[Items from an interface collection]
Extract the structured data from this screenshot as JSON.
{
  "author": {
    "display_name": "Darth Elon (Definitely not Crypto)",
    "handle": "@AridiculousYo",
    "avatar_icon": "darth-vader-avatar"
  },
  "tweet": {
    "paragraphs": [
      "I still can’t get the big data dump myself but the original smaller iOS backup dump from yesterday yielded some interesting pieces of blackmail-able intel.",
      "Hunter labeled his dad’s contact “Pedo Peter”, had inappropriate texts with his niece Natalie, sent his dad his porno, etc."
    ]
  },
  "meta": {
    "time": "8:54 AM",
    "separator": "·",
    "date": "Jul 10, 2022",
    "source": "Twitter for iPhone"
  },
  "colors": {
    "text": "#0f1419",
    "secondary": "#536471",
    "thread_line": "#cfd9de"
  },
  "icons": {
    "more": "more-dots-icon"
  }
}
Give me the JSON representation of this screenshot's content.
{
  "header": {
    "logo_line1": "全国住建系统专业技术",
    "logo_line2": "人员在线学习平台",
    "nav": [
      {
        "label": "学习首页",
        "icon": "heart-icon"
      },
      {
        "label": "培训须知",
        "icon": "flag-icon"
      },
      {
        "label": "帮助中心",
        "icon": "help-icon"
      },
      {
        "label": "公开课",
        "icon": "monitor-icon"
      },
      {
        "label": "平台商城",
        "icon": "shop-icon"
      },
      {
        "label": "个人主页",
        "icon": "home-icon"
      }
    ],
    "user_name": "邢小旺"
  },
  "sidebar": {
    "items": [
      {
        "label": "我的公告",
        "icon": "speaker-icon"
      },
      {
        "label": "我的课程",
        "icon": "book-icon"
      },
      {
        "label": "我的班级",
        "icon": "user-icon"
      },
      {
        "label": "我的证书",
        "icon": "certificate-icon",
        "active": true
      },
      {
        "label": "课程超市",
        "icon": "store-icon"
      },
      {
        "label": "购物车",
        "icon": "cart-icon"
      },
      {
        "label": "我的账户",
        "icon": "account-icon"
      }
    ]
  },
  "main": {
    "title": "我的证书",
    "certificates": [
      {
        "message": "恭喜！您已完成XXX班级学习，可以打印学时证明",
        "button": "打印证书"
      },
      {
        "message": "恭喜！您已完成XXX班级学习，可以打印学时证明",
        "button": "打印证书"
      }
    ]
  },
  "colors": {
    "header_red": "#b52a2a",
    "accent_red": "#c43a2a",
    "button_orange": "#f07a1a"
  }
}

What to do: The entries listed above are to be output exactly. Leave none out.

Exercise answer:
Extract the structured data from this screenshot as JSON.
{
  "author": {
    "display_name": "Darth Elon (Definitely not Crypto)",
    "handle": "@AridiculousYo",
    "avatar_icon": "darth-vader-avatar"
  },
  "tweet": {
    "paragraphs": [
      "I still can’t get the big data dump myself but the original smaller iOS backup dump from yesterday yielded some interesting pieces of blackmail-able intel.",
      "Hunter labeled his dad’s contact “Pedo Peter”, had inappropriate texts with his niece Natalie, sent his dad his porno, etc."
    ]
  },
  "meta": {
    "time": "8:54 AM",
    "separator": "·",
    "date": "Jul 10, 2022",
    "source": "Twitter for iPhone"
  },
  "colors": {
    "text": "#0f1419",
    "secondary": "#536471",
    "thread_line": "#cfd9de"
  },
  "icons": {
    "more": "more-dots-icon"
  }
}
Give me the JSON representation of this screenshot's content.
{
  "header": {
    "logo_line1": "全国住建系统专业技术",
    "logo_line2": "人员在线学习平台",
    "nav": [
      {
        "label": "学习首页",
        "icon": "heart-icon"
      },
      {
        "label": "培训须知",
        "icon": "flag-icon"
      },
      {
        "label": "帮助中心",
        "icon": "help-icon"
      },
      {
        "label": "公开课",
        "icon": "monitor-icon"
      },
      {
        "label": "平台商城",
        "icon": "shop-icon"
      },
      {
        "label": "个人主页",
        "icon": "home-icon"
      }
    ],
    "user_name": "邢小旺"
  },
  "sidebar": {
    "items": [
      {
        "label": "我的公告",
        "icon": "speaker-icon"
      },
      {
        "label": "我的课程",
        "icon": "book-icon"
      },
      {
        "label": "我的班级",
        "icon": "user-icon"
      },
      {
        "label": "我的证书",
        "icon": "certificate-icon",
        "active": true
      },
      {
        "label": "课程超市",
        "icon": "store-icon"
      },
      {
        "label": "购物车",
        "icon": "cart-icon"
      },
      {
        "label": "我的账户",
        "icon": "account-icon"
      }
    ]
  },
  "main": {
    "title": "我的证书",
    "certificates": [
      {
        "message": "恭喜！您已完成XXX班级学习，可以打印学时证明",
        "button": "打印证书"
      },
      {
        "message": "恭喜！您已完成XXX班级学习，可以打印学时证明",
        "button": "打印证书"
      }
    ]
  },
  "colors": {
    "header_red": "#b52a2a",
    "accent_red": "#c43a2a",
    "button_orange": "#f07a1a"
  }
}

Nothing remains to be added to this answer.